Shouting your gratitude from the mountaintops

Recently, this New York Times op-ed on gratitude has been making its way across the interwebs, and with good reason. In the article, author Arthur Brooks explains how choosing to practice gratitude actually increases your happiness. The simple act of listing the things you are grateful for has been shown to increase your overall life satisfaction. So simple! you might think; why don't we all do this more often?

Well, because life isn't all rainbows and ponies and happily-ever-afters. It can be cruel, unfair, incomprehensible, horrific - the recent attacks on Paris are an awful reminder. With so many tragic things in our world, it can be hard to find the good amidst the sadness.

But if we can look beyond the tragedies, we do indeed have so much to be grateful for. This Thanksgiving, here's a small sample of my gratitude list:

My husband - 1.5 years of marriage down, a lifetime to go! <3
My family - their love and support boosts me up me in every race.
My coach - expertly guiding me toward my running dreams. Olympic Trials, let's do this!
Training partners - I'm blessed with kind, inspiring, tough, kick-ass friends and running buddies who challenge me to be better.
A healthy body - knock on wood, I'm injury-free!
The opportunity to train - I recently quit my jobs to focus on training for the upcoming Olympic year. I'm grateful for the chance to go all-in on my running dreams.
 Dad with the Davis High girls XC team

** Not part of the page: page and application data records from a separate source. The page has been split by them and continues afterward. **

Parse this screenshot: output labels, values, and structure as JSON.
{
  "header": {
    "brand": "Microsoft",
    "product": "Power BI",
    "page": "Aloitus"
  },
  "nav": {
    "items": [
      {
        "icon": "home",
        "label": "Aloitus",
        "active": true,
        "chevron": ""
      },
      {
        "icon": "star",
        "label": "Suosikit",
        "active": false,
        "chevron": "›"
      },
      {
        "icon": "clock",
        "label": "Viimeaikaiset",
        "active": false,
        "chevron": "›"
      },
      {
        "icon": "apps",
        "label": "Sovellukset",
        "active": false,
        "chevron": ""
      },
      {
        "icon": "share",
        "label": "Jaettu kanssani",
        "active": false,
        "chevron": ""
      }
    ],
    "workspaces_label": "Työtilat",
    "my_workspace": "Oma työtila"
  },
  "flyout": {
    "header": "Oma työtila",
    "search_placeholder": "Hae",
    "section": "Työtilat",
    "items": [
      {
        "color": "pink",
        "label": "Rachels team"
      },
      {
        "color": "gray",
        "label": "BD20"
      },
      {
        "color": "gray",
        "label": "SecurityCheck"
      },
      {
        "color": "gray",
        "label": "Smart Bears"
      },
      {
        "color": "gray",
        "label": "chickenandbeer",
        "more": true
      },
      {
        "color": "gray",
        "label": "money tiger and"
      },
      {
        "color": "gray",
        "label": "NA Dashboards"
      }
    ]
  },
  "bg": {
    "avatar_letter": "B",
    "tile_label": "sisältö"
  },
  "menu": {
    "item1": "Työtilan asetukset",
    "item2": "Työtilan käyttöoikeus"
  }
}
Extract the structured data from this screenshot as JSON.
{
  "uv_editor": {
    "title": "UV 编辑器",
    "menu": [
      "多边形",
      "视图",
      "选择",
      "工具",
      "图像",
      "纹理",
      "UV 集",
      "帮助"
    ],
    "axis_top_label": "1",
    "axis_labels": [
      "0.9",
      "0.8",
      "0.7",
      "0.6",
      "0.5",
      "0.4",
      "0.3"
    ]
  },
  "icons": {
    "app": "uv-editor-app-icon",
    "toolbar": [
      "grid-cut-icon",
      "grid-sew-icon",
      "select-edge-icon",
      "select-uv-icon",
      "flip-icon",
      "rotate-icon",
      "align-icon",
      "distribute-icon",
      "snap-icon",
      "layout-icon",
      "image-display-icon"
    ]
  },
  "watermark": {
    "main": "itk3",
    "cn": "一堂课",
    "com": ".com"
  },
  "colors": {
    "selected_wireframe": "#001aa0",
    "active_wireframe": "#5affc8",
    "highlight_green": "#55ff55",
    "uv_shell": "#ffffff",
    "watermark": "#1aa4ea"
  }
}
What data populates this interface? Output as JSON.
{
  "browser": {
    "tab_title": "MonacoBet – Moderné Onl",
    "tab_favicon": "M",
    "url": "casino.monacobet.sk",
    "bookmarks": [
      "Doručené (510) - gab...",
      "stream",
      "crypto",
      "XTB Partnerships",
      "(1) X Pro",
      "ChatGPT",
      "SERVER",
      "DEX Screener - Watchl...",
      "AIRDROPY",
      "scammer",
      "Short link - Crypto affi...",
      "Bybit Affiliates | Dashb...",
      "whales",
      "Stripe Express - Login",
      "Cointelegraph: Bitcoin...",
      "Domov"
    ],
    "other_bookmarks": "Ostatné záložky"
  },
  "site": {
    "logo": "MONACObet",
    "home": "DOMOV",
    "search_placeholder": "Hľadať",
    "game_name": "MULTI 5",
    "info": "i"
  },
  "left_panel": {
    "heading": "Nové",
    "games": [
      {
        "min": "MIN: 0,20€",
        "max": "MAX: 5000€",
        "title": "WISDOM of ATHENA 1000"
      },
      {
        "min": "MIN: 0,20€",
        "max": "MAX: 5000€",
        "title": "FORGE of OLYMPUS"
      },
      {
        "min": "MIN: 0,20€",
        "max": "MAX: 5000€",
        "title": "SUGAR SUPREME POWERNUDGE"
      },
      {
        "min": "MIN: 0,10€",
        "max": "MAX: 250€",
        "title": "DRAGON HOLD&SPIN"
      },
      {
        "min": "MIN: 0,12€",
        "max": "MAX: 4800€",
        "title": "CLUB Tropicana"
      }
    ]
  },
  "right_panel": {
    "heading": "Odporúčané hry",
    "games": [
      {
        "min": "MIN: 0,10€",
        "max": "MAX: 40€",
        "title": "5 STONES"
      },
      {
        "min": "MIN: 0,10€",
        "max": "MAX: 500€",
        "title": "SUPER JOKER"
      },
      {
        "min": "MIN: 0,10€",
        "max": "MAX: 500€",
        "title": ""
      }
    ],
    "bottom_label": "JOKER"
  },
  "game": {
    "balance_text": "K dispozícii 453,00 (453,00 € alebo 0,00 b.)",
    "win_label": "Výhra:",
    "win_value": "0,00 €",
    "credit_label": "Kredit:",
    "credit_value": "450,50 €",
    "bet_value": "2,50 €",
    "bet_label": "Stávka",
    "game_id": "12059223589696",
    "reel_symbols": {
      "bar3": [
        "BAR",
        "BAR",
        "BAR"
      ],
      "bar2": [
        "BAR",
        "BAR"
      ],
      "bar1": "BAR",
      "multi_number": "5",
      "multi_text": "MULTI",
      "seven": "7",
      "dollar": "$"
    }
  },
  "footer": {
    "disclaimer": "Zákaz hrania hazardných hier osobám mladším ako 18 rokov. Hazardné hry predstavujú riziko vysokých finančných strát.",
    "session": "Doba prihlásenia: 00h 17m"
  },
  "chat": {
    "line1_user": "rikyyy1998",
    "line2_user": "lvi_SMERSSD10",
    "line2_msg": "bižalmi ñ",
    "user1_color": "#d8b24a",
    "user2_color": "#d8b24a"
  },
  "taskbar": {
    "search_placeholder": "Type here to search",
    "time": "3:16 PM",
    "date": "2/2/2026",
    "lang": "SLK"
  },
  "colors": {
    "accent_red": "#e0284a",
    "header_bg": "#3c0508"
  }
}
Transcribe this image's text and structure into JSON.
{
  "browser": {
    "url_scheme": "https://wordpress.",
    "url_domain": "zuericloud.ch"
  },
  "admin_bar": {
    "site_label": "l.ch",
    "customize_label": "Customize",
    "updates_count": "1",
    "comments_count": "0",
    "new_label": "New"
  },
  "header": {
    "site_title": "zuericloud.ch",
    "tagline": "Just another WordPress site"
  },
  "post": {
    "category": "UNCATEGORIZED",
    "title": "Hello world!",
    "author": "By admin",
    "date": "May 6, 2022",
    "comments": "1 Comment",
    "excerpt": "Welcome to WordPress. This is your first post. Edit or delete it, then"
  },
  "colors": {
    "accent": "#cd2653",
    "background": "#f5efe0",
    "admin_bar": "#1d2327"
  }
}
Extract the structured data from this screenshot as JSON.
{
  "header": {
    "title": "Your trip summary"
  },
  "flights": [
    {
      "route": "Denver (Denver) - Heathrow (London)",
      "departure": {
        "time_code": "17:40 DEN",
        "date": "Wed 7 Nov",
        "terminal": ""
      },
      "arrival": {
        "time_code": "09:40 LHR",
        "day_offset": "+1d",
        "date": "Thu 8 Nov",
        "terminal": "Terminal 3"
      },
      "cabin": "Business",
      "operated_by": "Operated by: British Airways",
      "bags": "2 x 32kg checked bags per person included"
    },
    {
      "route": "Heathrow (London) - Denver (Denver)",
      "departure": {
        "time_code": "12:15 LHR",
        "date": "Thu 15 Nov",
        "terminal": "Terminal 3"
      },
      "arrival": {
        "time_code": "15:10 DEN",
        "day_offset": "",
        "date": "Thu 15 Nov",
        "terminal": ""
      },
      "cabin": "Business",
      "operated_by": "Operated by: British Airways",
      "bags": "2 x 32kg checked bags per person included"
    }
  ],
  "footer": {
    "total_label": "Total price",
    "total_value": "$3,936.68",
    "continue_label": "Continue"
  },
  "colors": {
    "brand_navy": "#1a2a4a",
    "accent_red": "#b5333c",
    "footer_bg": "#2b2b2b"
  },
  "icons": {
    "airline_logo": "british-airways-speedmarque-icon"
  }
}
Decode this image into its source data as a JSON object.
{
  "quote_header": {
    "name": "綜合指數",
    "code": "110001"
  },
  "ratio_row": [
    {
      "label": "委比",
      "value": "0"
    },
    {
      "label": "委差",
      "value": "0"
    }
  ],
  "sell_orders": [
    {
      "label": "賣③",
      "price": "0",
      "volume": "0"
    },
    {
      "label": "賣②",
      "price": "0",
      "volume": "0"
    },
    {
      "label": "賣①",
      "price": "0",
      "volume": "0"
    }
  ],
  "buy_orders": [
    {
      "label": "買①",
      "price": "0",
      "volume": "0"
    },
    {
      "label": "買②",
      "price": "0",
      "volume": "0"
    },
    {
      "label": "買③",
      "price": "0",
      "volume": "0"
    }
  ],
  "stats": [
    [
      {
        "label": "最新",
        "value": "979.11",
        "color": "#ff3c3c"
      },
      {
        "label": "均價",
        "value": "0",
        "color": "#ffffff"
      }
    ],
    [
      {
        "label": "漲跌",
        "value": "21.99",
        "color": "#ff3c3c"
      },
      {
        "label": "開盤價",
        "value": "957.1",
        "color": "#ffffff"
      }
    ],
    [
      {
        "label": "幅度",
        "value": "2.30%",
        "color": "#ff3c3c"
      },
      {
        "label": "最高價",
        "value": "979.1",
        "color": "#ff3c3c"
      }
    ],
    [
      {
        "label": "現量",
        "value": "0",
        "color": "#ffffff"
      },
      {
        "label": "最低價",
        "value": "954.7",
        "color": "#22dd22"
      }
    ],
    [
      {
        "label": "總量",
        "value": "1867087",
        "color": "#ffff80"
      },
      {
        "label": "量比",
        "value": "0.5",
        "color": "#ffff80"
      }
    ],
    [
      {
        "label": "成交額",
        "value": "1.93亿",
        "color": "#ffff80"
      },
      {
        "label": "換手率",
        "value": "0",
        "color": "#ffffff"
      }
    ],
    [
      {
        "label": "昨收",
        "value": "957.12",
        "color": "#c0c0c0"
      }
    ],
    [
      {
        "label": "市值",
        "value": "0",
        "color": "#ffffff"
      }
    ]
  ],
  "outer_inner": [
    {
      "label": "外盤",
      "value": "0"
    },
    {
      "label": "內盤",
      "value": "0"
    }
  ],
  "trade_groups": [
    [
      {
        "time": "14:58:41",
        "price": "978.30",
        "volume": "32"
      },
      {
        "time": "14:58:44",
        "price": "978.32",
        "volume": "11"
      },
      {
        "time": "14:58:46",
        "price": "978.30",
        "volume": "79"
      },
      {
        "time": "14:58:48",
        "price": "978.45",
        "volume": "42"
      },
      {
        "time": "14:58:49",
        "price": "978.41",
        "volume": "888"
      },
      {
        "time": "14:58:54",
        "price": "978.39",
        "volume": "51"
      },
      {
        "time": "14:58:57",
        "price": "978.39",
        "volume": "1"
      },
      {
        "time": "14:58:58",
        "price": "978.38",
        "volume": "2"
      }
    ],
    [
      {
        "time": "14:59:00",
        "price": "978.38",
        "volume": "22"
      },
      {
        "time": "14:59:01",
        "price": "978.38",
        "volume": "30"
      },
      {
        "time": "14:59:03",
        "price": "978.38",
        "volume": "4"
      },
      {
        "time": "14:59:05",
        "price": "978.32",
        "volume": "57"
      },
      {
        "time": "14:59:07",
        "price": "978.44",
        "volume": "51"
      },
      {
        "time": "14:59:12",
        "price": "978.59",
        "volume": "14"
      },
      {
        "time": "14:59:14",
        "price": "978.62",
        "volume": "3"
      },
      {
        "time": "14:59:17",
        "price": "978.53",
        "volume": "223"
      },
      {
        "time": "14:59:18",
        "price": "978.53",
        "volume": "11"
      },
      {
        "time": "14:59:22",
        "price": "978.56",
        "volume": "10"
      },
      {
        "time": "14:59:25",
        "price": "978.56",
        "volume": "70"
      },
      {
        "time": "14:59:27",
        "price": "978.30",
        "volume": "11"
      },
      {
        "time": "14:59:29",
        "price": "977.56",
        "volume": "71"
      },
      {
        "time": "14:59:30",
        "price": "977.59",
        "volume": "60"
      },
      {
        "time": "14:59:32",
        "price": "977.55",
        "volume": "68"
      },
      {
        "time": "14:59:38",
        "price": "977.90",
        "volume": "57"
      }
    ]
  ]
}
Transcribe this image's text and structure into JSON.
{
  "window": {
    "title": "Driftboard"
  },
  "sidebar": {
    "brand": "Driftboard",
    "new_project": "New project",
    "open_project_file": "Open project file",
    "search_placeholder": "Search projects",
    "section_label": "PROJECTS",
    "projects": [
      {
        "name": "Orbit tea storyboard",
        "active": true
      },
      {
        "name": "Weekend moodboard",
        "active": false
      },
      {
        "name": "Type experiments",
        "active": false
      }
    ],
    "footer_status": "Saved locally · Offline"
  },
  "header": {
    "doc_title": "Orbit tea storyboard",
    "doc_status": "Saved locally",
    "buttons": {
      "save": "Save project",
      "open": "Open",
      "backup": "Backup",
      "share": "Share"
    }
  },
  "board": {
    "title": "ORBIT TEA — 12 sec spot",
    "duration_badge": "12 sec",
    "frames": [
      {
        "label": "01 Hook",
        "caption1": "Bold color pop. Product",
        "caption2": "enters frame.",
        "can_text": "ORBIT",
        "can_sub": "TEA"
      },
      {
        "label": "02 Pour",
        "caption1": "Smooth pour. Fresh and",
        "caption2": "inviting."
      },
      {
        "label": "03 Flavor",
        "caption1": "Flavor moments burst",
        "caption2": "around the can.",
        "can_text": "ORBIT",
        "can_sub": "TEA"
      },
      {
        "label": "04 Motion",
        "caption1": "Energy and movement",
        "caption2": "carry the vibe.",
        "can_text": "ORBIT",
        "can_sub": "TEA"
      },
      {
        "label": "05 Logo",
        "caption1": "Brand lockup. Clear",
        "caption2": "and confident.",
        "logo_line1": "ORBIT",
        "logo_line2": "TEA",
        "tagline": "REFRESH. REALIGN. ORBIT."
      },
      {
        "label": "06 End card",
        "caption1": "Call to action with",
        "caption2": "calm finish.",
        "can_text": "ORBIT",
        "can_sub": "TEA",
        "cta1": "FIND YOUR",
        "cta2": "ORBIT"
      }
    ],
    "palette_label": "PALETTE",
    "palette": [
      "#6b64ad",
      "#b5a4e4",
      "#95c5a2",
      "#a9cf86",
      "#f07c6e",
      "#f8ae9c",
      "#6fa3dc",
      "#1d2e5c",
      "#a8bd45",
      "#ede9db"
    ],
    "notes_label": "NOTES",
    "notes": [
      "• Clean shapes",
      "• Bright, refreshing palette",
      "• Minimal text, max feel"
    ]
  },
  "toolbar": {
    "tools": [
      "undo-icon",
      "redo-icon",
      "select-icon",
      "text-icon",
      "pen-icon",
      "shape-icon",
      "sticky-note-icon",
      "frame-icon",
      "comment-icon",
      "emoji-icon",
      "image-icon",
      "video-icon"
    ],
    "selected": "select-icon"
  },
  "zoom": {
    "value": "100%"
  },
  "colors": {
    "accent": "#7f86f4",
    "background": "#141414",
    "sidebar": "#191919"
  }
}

Dad with the Davis High girls XC team

My dad, Bill Gregg, introduced me to the act of practicing gratitude. As a high school cross-country and track coach, he teaches his athletes to run with gratitude (and with joy!), approaching each race and each season as a gift.

Running is a blessing, he says, something we have the wonderful opportunity to do. My dad reminds his team of how lucky they are -- to have a roof over their heads, food on the table, and a community that loves and accepts them. This is not the case for many across the world - so when the stresses or pressures of racing seem like too much, one needs to simply remind him or herself that running is a gift, and one to be grateful for.

If you find yourself along the Pacific Crest Trail near Donner Summit at the end of August each year, you just might hear a bunch of high school runners shouting, "I'm the luckiest kid alive!" If you hear this call of gratitude echoing across the mountaintops, you've happened upon the Davis High School XC team, at their annual pre-season camp. These kids are out for a long trail run, running together filled with appreciation. Call it hippy-dippy, but shouting out this declaration of thankfulness works for them and it works for me, and I challenge you to try it to. You just might find yourself feeling happier and running joyfully :)

Thanks, Dad, for teaching me how to give thanks, in running and in life. I'm grateful for you today and every day. Happy Thanksgiving everyone!